PROBLEM REQUIREMENTS | Without any images, output the records below verbatim.
===== RECORDS FOR THIS TASK
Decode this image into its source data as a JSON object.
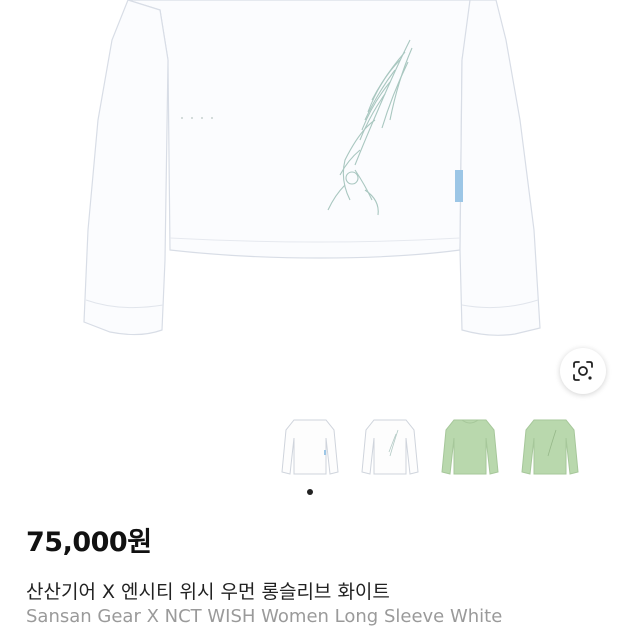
{
  "product": {
    "price": "75,000원",
    "title_ko": "산산기어 X 엔시티 위시 우먼 롱슬리브 화이트",
    "title_en": "Sansan Gear X NCT WISH Women Long Sleeve White"
  },
  "gallery": {
    "thumbnails": [
      {
        "color": "#ffffff",
        "icon": "white-tee-front"
      },
      {
        "color": "#ffffff",
        "icon": "white-tee-back"
      },
      {
        "color": "#b9d8ad",
        "icon": "green-tee-front"
      },
      {
        "color": "#b9d8ad",
        "icon": "green-tee-back"
      }
    ],
    "current_index": 1
  },
  "colors": {
    "shirt": "#fbfcfe",
    "outline": "#d8dde6",
    "print": "#a9c7c0",
    "green": "#b9d8ad",
    "tag": "#9cc6e6"
  }
}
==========
EXERCISE ANSWER |
Decode this image into its source data as a JSON object.
{
  "product": {
    "price": "75,000원",
    "title_ko": "산산기어 X 엔시티 위시 우먼 롱슬리브 화이트",
    "title_en": "Sansan Gear X NCT WISH Women Long Sleeve White"
  },
  "gallery": {
    "thumbnails": [
      {
        "color": "#ffffff",
        "icon": "white-tee-front"
      },
      {
        "color": "#ffffff",
        "icon": "white-tee-back"
      },
      {
        "color": "#b9d8ad",
        "icon": "green-tee-front"
      },
      {
        "color": "#b9d8ad",
        "icon": "green-tee-back"
      }
    ],
    "current_index": 1
  },
  "colors": {
    "shirt": "#fbfcfe",
    "outline": "#d8dde6",
    "print": "#a9c7c0",
    "green": "#b9d8ad",
    "tag": "#9cc6e6"
  }
}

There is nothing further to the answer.